* **WHAT YOU WILL DO**: A single number is required: the count of lines in the entries below that include the word "name".

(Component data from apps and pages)
───

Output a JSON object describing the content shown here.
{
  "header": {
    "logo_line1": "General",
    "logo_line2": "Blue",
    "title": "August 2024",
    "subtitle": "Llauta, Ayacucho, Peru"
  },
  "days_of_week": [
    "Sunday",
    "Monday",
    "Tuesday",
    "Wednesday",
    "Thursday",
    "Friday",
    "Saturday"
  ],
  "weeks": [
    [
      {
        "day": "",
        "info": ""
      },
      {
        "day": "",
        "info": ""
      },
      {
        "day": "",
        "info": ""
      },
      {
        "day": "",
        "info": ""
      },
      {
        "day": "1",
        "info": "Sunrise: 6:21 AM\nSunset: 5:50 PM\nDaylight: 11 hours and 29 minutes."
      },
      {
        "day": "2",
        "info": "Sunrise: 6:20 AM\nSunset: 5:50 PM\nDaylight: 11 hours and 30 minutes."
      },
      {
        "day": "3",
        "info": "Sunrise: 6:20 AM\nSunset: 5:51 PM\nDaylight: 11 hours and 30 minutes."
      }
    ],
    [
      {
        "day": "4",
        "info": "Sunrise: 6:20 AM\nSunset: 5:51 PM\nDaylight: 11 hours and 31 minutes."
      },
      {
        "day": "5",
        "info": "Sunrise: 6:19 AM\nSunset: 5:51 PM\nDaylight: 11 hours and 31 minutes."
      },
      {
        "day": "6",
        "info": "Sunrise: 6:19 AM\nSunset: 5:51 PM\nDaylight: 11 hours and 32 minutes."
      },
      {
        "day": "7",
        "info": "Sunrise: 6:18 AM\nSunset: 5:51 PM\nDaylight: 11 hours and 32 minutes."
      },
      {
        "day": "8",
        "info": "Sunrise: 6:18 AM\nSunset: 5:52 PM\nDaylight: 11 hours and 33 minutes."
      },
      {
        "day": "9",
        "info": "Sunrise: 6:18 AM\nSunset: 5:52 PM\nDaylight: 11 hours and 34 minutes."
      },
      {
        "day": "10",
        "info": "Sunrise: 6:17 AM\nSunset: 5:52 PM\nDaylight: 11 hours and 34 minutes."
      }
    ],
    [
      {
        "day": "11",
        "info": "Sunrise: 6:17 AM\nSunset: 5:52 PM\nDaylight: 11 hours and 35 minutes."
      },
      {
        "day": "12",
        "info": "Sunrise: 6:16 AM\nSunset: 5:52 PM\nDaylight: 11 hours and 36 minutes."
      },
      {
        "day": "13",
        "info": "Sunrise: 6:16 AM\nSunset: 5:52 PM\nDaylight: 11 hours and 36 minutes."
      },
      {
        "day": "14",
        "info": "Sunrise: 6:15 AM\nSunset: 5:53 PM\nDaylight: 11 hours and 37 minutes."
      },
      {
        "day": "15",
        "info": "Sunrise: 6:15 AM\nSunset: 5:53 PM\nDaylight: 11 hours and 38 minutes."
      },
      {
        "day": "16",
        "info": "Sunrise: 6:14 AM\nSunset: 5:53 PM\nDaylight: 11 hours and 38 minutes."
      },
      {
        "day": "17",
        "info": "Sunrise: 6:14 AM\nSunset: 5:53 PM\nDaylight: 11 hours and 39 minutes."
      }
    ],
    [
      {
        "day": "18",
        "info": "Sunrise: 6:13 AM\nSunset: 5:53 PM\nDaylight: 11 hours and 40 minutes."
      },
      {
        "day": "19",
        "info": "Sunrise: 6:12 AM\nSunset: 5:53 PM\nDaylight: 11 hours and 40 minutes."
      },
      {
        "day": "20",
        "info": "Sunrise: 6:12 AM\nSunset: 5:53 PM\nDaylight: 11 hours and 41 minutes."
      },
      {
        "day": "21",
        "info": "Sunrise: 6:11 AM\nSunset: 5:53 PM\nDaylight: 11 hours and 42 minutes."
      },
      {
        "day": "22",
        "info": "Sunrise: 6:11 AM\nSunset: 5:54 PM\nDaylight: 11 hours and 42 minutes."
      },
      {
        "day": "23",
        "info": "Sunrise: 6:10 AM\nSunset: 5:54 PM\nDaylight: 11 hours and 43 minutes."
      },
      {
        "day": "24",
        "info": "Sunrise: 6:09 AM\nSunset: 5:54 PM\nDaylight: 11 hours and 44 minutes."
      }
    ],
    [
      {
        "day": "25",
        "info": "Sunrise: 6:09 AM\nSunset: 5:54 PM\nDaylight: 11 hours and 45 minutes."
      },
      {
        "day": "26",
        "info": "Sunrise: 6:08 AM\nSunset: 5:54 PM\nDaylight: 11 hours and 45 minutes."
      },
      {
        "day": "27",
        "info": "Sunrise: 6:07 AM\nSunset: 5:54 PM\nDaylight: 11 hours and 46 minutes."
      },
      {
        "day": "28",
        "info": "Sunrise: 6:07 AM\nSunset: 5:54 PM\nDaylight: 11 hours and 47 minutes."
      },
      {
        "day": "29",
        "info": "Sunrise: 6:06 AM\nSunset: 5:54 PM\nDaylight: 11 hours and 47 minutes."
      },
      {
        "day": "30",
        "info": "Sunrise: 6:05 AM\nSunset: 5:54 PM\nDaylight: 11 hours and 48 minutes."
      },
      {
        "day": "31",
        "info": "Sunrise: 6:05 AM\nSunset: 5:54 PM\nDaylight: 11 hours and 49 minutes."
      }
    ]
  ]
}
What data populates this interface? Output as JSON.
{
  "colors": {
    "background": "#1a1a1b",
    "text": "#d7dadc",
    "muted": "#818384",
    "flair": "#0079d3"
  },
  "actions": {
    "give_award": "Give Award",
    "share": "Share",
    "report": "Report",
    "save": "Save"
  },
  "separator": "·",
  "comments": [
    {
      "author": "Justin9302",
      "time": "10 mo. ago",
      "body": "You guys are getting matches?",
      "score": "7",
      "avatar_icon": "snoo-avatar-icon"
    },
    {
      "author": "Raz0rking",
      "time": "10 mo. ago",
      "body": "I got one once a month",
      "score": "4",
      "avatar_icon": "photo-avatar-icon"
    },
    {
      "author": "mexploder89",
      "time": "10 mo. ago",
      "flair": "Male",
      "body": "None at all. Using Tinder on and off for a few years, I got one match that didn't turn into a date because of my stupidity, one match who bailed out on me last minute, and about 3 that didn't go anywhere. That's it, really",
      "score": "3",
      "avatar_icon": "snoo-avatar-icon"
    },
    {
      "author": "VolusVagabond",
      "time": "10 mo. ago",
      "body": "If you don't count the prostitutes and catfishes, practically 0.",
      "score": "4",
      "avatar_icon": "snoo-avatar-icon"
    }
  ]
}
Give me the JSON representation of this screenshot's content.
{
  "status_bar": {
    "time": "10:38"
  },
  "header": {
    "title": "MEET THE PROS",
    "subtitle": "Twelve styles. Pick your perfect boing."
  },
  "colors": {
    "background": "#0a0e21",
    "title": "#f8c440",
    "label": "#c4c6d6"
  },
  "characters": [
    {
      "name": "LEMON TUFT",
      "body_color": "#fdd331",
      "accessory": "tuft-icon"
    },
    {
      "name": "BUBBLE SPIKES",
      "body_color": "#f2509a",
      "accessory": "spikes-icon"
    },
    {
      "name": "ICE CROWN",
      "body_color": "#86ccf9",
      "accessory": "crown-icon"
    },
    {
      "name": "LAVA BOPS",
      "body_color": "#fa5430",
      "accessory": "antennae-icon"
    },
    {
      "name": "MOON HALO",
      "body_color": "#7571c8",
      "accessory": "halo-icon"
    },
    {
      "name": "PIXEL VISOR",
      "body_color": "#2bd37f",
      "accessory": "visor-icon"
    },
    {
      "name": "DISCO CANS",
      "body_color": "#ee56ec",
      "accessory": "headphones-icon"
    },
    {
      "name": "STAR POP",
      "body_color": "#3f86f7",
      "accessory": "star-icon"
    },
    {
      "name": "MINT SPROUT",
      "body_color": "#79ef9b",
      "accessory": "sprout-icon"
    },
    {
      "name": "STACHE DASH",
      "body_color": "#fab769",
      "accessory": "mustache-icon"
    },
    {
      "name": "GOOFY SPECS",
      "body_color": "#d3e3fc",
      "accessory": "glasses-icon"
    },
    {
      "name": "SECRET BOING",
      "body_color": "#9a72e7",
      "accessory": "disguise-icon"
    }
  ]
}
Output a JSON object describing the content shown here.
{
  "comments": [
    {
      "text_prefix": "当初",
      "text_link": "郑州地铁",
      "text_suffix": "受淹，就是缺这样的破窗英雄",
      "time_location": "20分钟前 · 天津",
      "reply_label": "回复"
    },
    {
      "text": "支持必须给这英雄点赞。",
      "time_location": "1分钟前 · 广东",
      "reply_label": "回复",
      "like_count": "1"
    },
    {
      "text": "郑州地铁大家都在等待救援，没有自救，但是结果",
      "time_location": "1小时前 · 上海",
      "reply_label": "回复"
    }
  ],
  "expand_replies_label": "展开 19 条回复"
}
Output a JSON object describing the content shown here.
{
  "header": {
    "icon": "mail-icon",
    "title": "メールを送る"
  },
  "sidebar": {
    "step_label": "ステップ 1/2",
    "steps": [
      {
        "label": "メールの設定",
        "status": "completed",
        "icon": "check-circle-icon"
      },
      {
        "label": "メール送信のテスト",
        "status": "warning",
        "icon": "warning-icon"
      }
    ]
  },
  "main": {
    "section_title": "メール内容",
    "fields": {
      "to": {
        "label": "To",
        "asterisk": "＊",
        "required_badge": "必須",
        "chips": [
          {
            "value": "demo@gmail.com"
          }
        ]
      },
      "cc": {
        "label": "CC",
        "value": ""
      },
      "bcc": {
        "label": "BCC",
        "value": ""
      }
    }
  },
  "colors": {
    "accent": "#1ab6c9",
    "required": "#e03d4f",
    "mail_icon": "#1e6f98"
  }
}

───

* **OUTPUT OF THE TASK**: 12